Skip to main content

Posts

Showing posts from October, 2018

Postdoctoral Opportunity

The Newcomb College Institute of Tulane University seeks two postdoctoral fellows in law and society. We seek applicants whose research takes an intersectional approach to law and society, reflecting how gender, race, class, disability, sexuality, ethnic, community, immigration status, and national identities shape law and, in turn, how law shapes those identities. We will consider applicants beginning in the Spring of 2019, Summer of 2019 or Fall of 2019 for a single semester, a calendar year, or for the 2019-2020 academic year for up to two years of support per person. We prefer a two-year appointment, but are open to shorter terms. The fellows will receive mentoring from senior faculty, participate in our interdisciplinary community focused on intersectionality, and mentor undergraduate student research assistants. We expect fellow to participate in brown bag seminars, receptions, and other programming, mentor one or more undergraduate research assistants, and help to organize a wo…

Gender Bias in Supreme Court Confirmation Hearings

By Christina L. Boyd Department of Political Science, University of Georgia Paul M. Collins, Jr. Legal Studies Program and Department of Political Science, University of Massachusetts Amherst, and
LoriA. Ringhand School of Law, University of Georgia

Biased and discriminatory behavior toward gender, racial, and ethnic minorities continues to affect many sectors of American society. The 2016 U.S. presidential election provides just the most recent high profile example of this phenomenon. Vigorous debate erupted throughout the campaign about the ways in which gender shaped public perceptions of both candidates, and the extent to which Hilary Clinton was harmed or helped by being the first woman nominated for president by a major political party.

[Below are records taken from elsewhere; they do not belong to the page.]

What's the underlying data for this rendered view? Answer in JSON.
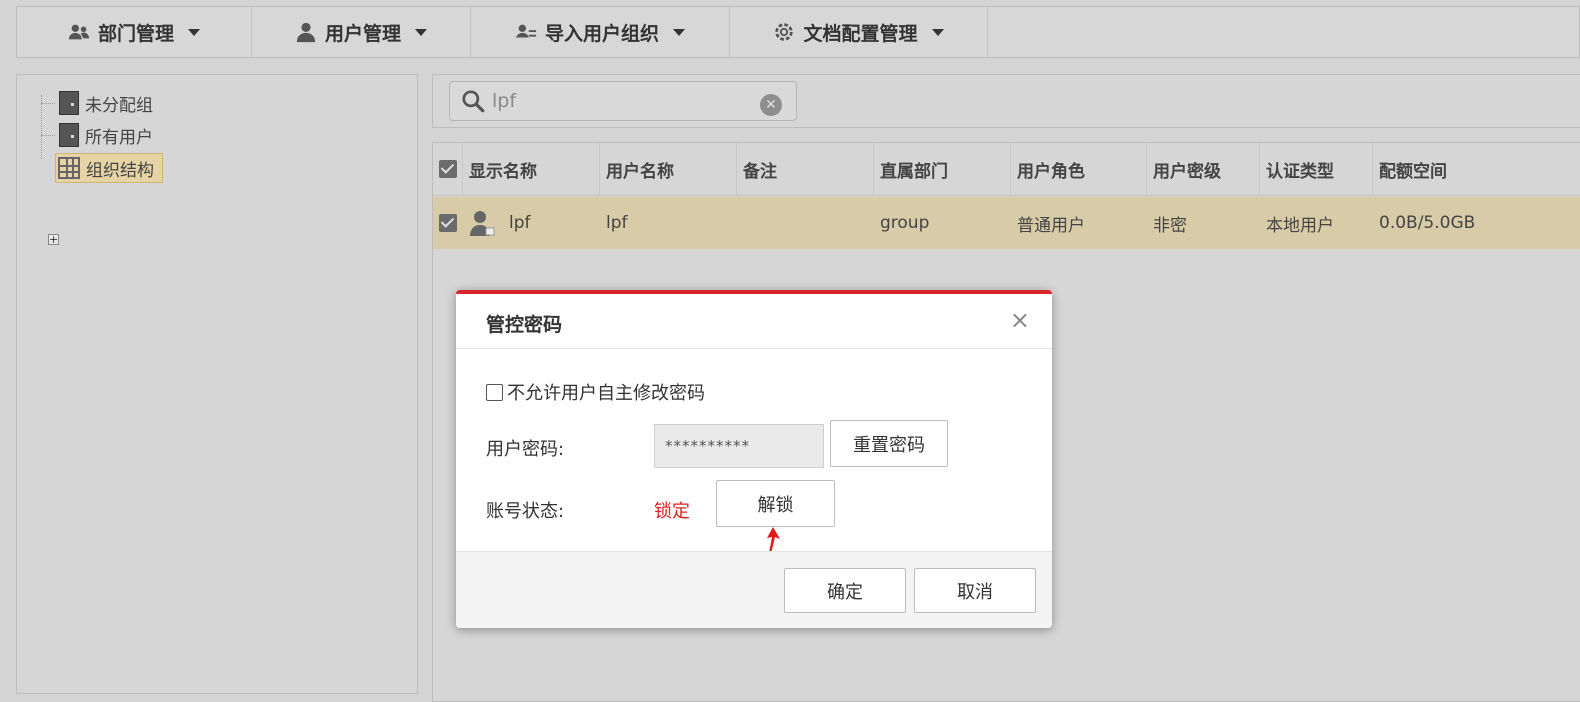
{
  "toolbar": {
    "items": [
      {
        "label": "部门管理",
        "icon": "group-users-icon"
      },
      {
        "label": "用户管理",
        "icon": "user-icon"
      },
      {
        "label": "导入用户组织",
        "icon": "import-users-icon"
      },
      {
        "label": "文档配置管理",
        "icon": "gear-icon"
      }
    ]
  },
  "tree": {
    "nodes": [
      {
        "label": "未分配组",
        "icon": "door-icon"
      },
      {
        "label": "所有用户",
        "icon": "door-icon"
      },
      {
        "label": "组织结构",
        "icon": "organization-grid-icon",
        "selected": true,
        "expander": "+"
      }
    ]
  },
  "search": {
    "value": "lpf",
    "placeholder": ""
  },
  "table": {
    "headers": [
      "显示名称",
      "用户名称",
      "备注",
      "直属部门",
      "用户角色",
      "用户密级",
      "认证类型",
      "配额空间"
    ],
    "rows": [
      {
        "display_name": "lpf",
        "user_name": "lpf",
        "note": "",
        "department": "group",
        "role": "普通用户",
        "security_level": "非密",
        "auth_type": "本地用户",
        "quota": "0.0B/5.0GB",
        "checked": true
      }
    ]
  },
  "modal": {
    "title": "管控密码",
    "close_label": "×",
    "disallow_change_label": "不允许用户自主修改密码",
    "password_label": "用户密码:",
    "password_value": "**********",
    "reset_button": "重置密码",
    "status_label": "账号状态:",
    "status_value": "锁定",
    "unlock_button": "解锁",
    "ok_button": "确定",
    "cancel_button": "取消"
  },
  "colors": {
    "accent_red": "#d9262a",
    "locked_red": "#e02020",
    "selected_row": "#d8cba8",
    "selected_node": "#e6d3a6"
  }
}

Underlying this public debate is a rich academic literature exploring how gender and race affect the way we select and assess our leaders, including politicians, judges, and lawyers. In “The Role of Nominee Gender and Race at U.S. Supreme Court C…

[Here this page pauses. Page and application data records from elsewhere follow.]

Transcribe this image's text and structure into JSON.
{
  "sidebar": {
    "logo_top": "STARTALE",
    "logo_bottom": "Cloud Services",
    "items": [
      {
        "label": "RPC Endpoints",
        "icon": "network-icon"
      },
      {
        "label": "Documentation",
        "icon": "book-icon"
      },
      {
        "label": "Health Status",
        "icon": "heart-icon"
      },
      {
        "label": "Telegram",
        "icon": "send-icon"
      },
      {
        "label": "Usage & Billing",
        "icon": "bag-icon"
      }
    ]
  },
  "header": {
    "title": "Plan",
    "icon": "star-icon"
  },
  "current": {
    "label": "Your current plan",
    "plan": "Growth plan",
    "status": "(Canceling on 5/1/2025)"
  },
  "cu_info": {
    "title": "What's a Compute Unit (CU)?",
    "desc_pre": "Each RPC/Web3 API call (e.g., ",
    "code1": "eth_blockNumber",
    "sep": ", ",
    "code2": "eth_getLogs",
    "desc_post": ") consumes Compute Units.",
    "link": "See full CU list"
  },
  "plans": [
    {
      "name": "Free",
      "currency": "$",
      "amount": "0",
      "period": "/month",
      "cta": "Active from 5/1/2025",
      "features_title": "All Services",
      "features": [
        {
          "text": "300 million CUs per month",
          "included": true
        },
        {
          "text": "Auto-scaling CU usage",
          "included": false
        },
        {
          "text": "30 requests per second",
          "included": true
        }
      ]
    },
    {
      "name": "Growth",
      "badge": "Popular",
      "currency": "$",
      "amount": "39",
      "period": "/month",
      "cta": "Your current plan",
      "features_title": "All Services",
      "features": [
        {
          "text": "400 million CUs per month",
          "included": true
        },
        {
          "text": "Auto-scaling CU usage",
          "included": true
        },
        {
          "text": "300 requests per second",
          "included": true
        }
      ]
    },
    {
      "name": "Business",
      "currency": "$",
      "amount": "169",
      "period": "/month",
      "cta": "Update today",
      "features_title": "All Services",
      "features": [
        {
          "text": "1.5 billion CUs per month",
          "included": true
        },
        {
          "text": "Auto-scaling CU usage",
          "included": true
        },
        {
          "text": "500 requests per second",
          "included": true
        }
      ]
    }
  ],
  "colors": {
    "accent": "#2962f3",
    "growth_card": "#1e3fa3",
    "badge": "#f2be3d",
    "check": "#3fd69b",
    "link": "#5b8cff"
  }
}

The Importance of Diversifying Scholarship and Cross-National Cooperation in Sociolegal Studies

By Susan Sterett
Co-Editor, Law and Society Review

When I stream music online, some algorithm figures out my preferences from the musician I pick, and I hear lots of related music. Music aficionados explain that music streaming services might surprise a listener, in a slick way, or they might not. Now that so many people use streaming services, the average music listener (say, me) is less likely to discover music via someone more musically aware, or by buying student discount tickets to a show. Aiming for advertisers shapes how music streaming services target individuals. If I am not a music aficionado and listen to a range of music more limited than what I could like, the music streaming services might throw something at me I never would have run into otherwise. For many musicians who aren’t superstars and who need the average, not especially knowledgeable listener, a collection of music conceived as an album works less well than it did before streaming and iTunes. Music stream…